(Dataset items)
┌────────
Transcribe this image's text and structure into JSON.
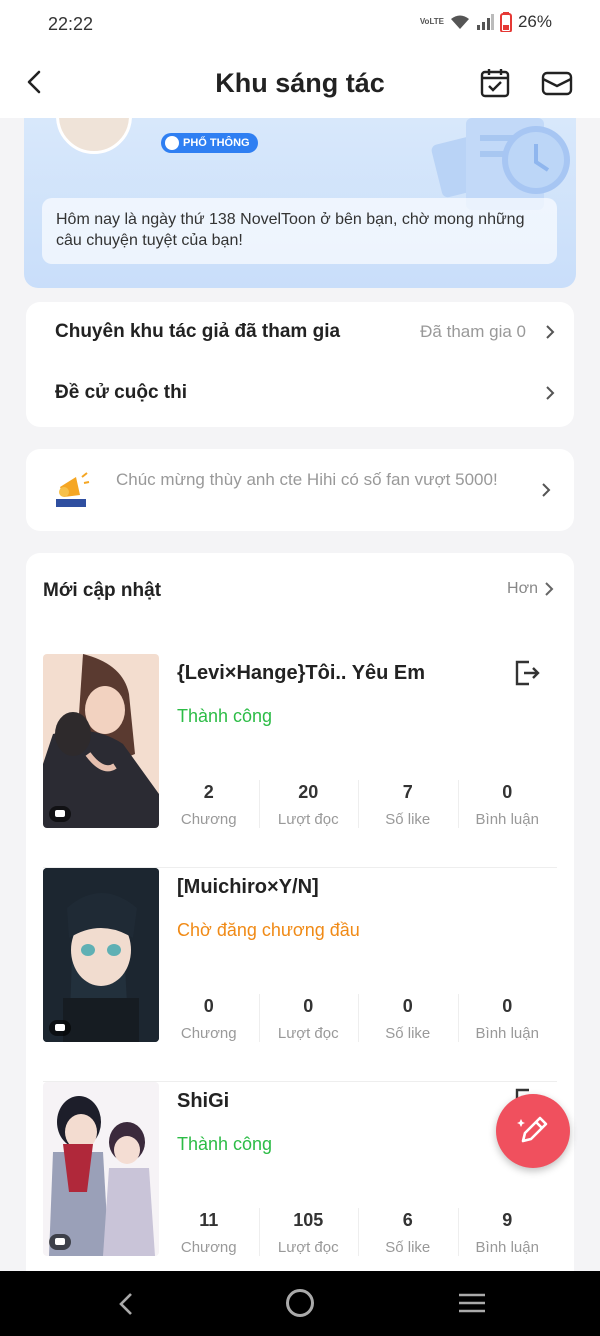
{
  "status_bar": {
    "time": "22:22",
    "network": "VoLTE",
    "battery": "26%"
  },
  "header": {
    "title": "Khu sáng tác"
  },
  "profile": {
    "level_badge": "PHỔ THÔNG",
    "message": "Hôm nay là ngày thứ 138 NovelToon ở bên bạn, chờ mong những câu chuyện tuyệt của bạn!"
  },
  "links": [
    {
      "label": "Chuyên khu tác giả đã tham gia",
      "value": "Đã tham gia 0"
    },
    {
      "label": "Đề cử cuộc thi",
      "value": ""
    }
  ],
  "notice": {
    "text": "Chúc mừng thùy anh cte Hihi có số fan vượt 5000!"
  },
  "updates": {
    "title": "Mới cập nhật",
    "more": "Hơn",
    "stories": [
      {
        "title": "{Levi×Hange}Tôi.. Yêu Em",
        "status": "Thành công",
        "status_color": "#2cbc46",
        "stats": [
          {
            "value": "2",
            "label": "Chương"
          },
          {
            "value": "20",
            "label": "Lượt đọc"
          },
          {
            "value": "7",
            "label": "Số like"
          },
          {
            "value": "0",
            "label": "Bình luận"
          }
        ]
      },
      {
        "title": "[Muichiro×Y/N]",
        "status": "Chờ đăng chương đầu",
        "status_color": "#f08a16",
        "stats": [
          {
            "value": "0",
            "label": "Chương"
          },
          {
            "value": "0",
            "label": "Lượt đọc"
          },
          {
            "value": "0",
            "label": "Số like"
          },
          {
            "value": "0",
            "label": "Bình luận"
          }
        ]
      },
      {
        "title": "ShiGi",
        "status": "Thành công",
        "status_color": "#2cbc46",
        "stats": [
          {
            "value": "11",
            "label": "Chương"
          },
          {
            "value": "105",
            "label": "Lượt đọc"
          },
          {
            "value": "6",
            "label": "Số like"
          },
          {
            "value": "9",
            "label": "Bình luận"
          }
        ]
      }
    ]
  },
  "colors": {
    "accent": "#f0505e",
    "success": "#2cbc46",
    "warning": "#f08a16",
    "badge": "#2f7ff2"
  },
  "icons": [
    "back-arrow-icon",
    "calendar-check-icon",
    "mail-icon",
    "chevron-right-icon",
    "megaphone-icon",
    "exit-icon",
    "pencil-icon"
  ]
}
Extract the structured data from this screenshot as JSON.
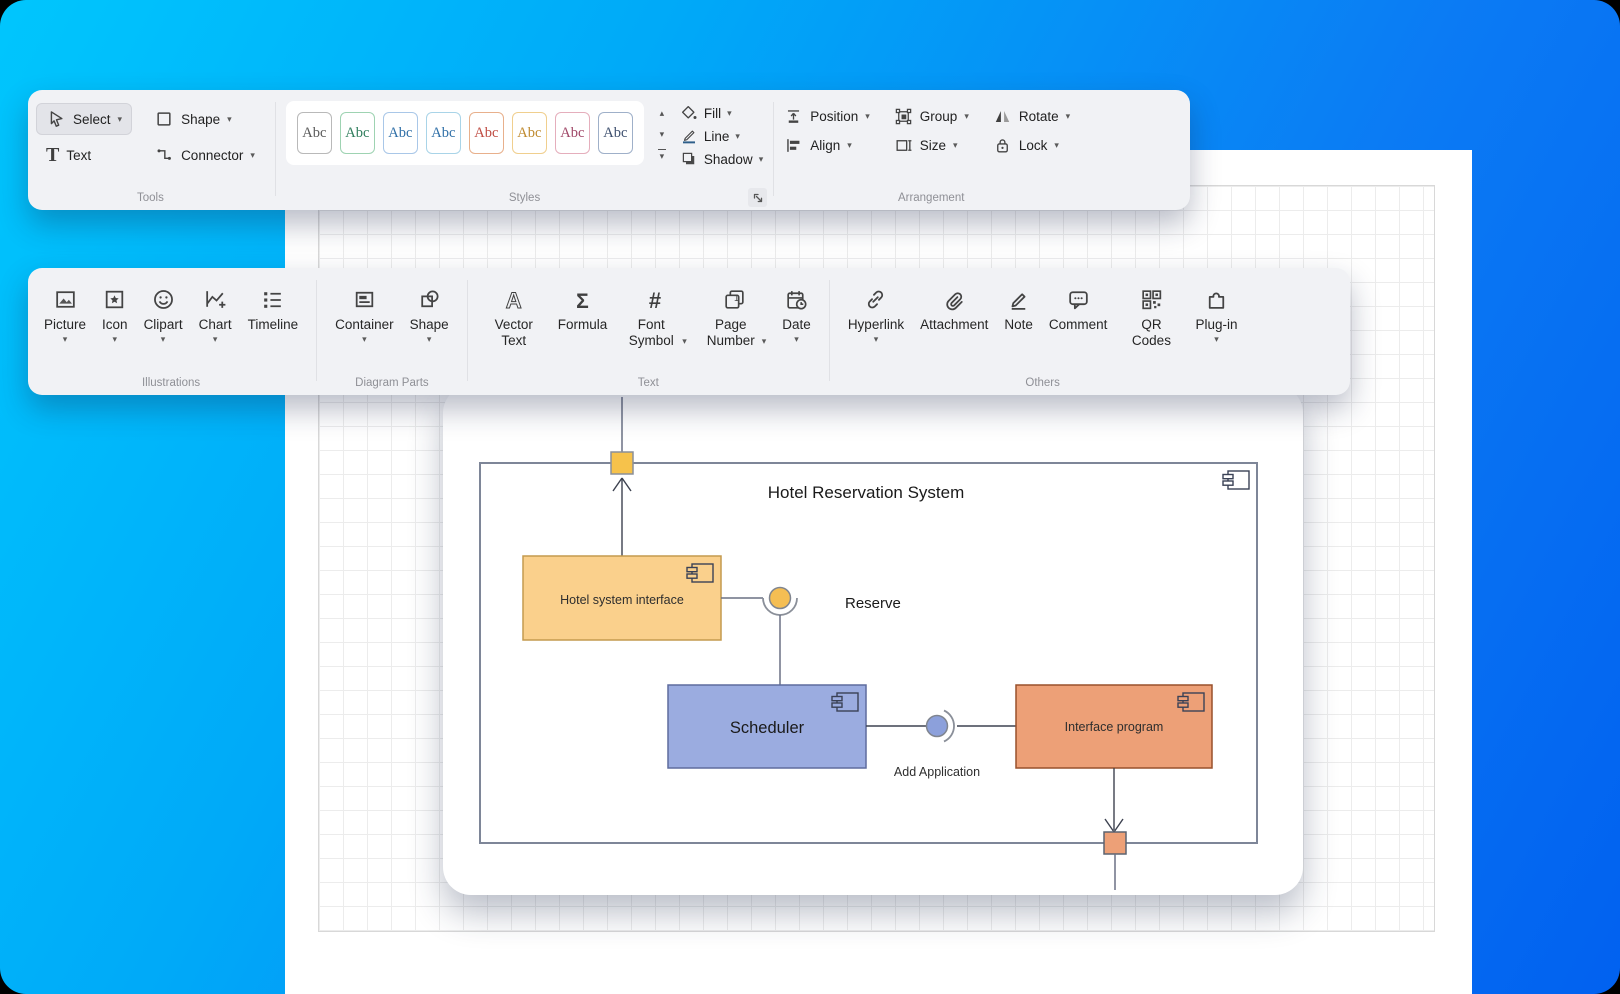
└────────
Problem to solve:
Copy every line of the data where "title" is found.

Response area:
    "title": "Khu sáng tác"
    "title": "Mới cập nhật",
        "title": "{Levi×Hange}Tôi.. Yêu Em",
        "title": "[Muichiro×Y/N]",
        "title": "ShiGi",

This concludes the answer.